:: Data for the task ::
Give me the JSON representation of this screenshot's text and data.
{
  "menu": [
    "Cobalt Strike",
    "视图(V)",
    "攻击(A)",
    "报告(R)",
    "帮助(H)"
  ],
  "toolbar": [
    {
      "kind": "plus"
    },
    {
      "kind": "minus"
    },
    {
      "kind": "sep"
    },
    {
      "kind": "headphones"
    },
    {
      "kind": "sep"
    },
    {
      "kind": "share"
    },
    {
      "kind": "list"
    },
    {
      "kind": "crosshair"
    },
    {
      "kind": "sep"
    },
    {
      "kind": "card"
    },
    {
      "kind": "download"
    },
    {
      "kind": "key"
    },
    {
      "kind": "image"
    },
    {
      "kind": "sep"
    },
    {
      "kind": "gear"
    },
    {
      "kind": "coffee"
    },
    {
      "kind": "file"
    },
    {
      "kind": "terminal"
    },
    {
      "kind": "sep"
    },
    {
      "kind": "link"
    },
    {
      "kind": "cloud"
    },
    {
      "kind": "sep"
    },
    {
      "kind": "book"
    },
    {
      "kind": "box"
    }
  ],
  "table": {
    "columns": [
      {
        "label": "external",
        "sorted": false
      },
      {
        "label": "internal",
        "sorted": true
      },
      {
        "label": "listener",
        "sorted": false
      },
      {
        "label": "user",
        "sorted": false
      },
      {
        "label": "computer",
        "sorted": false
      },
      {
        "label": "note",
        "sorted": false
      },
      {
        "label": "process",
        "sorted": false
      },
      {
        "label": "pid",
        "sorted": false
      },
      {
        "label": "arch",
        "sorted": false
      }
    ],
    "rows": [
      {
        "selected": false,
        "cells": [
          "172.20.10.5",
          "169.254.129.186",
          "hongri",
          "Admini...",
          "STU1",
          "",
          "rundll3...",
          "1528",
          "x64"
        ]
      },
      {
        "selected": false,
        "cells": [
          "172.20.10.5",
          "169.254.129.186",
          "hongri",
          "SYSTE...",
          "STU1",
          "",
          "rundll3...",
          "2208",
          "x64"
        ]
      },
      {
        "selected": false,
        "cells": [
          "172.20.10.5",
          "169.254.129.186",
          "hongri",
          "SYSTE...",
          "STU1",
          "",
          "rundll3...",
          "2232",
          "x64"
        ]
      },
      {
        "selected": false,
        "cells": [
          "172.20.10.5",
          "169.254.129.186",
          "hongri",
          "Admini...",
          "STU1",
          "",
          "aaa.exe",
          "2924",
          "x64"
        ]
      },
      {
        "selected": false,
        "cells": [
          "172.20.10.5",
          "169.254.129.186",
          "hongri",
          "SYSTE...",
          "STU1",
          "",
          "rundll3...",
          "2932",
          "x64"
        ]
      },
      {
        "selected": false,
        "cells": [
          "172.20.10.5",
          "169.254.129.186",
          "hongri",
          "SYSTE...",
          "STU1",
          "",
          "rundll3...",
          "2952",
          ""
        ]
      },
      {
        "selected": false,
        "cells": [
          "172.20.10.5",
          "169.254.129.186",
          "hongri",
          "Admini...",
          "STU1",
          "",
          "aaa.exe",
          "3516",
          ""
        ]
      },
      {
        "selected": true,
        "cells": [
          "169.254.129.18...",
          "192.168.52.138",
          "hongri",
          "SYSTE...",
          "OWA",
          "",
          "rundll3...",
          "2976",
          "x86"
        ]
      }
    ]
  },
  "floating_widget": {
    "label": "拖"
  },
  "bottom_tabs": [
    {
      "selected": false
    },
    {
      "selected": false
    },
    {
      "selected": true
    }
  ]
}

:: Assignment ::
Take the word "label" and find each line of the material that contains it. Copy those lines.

:: Answer below ::
        "label": "external",
        "label": "internal",
        "label": "listener",
        "label": "user",
        "label": "computer",
        "label": "note",
        "label": "process",
        "label": "pid",
        "label": "arch",
    "label": "拖"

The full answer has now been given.